You will explore language, literature, politics and religion in the interdisciplinary course of study. You will find courses as diverse as Islam and Modernity in South Asia and Principles of Geoscience: Geology of Human Events in North Africa and the Middle East.
Already in possession of English and Spanish, Denisse Rodriguez Mota ’16 was in search of a third language as she started her career at Hamilton College. She wanted a challenge and decided Arabic would give her that. In her first class, the instructor warned it would, indeed, be a challenge. It turns out she wasn’t kidding, but Rodriguez Mota prevailed. She picked Middle Eastern/Islamic world studies as her minor. “I’m glad I put the time and effort into learning it because I feel like I can have a conversation in Arabic, not just a basic conversation, but an in-depth conversation,” she says.More >>
Through the College, Rodriguez Mota took part in Project SHINE, a program in which she tutored a man from Syria in English. At first she was nervous speaking Arabic with him and his children. “But once I started, I felt comfortable. And it was great using it, and I felt like I was achieving something and I was learning something,” she says.
Rodriguez Mota, who majors in psychology, is spending a semester in Denmark her junior year. She wants someday to study in the Middle East, possibly after she graduates from Hamilton.
A graduate’s progress: the path to law school
Redwan Saleh ’13, who majored in government and minored in Middle Eastern and Islamic world studies, works as a corporate legal assistant in a Manhattan law firm. Longer term, he plans to earn a law degree and work to promote civil rights nationally or internationally. His Hamilton College professors and his study abroad, he says, inspired his aspirations and passions.More >>
Saleh spent a semester at the American University of Sharja in the United Arab Emirates. At Hamilton, he studied Arabic, served as president of the Muslim Student Association, worked as an Admissions Office intern and tutored at the Writing Center, among other accomplishments and activities.
The Middle East/Islamic courses he took on campus and abroad helped him develop a more scholarly connection with his Muslim faith, Saleh says.
“I had no idea of the profound impact of works from medieval scientists/scholars like Ibn Sina, al-Gazali or Ibn Rushd on the Islamic world and Western Europe.

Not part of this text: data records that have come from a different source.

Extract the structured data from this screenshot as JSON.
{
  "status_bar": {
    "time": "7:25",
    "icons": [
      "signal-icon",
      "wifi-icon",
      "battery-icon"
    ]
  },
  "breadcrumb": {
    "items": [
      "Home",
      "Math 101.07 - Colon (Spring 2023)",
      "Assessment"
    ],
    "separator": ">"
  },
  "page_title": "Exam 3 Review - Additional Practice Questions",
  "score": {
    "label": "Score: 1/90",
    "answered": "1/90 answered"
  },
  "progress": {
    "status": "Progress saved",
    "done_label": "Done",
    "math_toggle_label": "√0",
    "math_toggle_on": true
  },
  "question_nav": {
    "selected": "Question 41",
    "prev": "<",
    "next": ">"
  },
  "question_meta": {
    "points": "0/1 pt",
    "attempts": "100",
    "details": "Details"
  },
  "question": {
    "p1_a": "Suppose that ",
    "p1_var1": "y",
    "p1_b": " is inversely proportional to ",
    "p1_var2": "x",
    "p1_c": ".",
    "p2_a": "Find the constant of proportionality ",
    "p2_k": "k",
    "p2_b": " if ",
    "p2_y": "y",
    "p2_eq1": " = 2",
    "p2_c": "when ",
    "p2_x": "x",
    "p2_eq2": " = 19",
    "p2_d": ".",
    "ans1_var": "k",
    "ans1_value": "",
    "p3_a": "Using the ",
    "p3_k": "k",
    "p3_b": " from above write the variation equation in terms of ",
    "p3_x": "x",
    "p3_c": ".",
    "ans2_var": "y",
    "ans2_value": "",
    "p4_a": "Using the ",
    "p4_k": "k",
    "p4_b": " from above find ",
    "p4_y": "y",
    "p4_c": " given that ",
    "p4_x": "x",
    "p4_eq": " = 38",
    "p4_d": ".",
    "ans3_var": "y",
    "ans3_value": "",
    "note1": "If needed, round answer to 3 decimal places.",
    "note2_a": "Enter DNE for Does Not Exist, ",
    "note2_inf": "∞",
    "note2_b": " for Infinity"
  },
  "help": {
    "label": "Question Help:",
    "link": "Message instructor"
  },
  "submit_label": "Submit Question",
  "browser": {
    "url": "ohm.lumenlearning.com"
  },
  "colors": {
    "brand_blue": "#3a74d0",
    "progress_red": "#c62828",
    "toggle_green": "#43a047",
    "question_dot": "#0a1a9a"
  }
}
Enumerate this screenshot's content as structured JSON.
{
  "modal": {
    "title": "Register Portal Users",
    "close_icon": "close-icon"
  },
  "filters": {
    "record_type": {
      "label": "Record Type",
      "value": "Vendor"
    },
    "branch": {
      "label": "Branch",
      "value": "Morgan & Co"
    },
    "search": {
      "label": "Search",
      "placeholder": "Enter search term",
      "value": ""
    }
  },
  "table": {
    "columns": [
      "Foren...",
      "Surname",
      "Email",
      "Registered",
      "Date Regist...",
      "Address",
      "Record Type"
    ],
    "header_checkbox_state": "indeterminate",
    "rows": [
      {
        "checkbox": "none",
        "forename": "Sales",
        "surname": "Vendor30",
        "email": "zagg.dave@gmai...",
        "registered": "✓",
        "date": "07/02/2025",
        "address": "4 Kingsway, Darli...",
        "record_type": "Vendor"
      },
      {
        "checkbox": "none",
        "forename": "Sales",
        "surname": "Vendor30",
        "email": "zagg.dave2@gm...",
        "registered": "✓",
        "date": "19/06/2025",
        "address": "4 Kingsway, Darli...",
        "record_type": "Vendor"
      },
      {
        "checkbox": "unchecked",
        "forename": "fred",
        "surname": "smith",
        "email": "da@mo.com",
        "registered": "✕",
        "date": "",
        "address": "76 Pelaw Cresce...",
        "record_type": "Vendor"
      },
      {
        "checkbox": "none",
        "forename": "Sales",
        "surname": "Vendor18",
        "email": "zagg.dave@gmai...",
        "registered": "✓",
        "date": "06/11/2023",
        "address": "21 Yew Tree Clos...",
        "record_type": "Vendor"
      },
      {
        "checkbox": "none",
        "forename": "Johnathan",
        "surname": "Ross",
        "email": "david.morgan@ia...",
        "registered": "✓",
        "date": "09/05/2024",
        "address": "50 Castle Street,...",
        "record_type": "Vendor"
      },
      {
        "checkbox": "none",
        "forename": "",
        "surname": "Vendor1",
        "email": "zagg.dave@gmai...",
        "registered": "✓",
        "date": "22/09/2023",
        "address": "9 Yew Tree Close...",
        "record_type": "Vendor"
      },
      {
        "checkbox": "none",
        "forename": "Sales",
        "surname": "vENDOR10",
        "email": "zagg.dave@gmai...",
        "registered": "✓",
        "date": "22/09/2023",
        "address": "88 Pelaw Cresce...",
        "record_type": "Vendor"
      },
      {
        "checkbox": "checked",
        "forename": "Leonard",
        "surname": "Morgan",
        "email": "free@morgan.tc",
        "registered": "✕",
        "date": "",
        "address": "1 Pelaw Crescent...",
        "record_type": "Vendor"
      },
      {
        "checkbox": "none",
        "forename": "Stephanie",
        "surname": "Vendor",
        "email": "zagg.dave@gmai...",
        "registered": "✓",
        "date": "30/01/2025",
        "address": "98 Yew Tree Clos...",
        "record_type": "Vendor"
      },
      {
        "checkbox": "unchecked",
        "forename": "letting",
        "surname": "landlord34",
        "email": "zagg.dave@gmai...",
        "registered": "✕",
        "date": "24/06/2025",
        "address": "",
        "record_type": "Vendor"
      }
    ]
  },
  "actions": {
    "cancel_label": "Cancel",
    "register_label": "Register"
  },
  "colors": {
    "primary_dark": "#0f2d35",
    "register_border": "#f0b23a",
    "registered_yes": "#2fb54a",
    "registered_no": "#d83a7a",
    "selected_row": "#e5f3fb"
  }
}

Even if I were agnostic, I would have appreciated the vast subject of Islamic studies that I luckily had my hands on,” he says.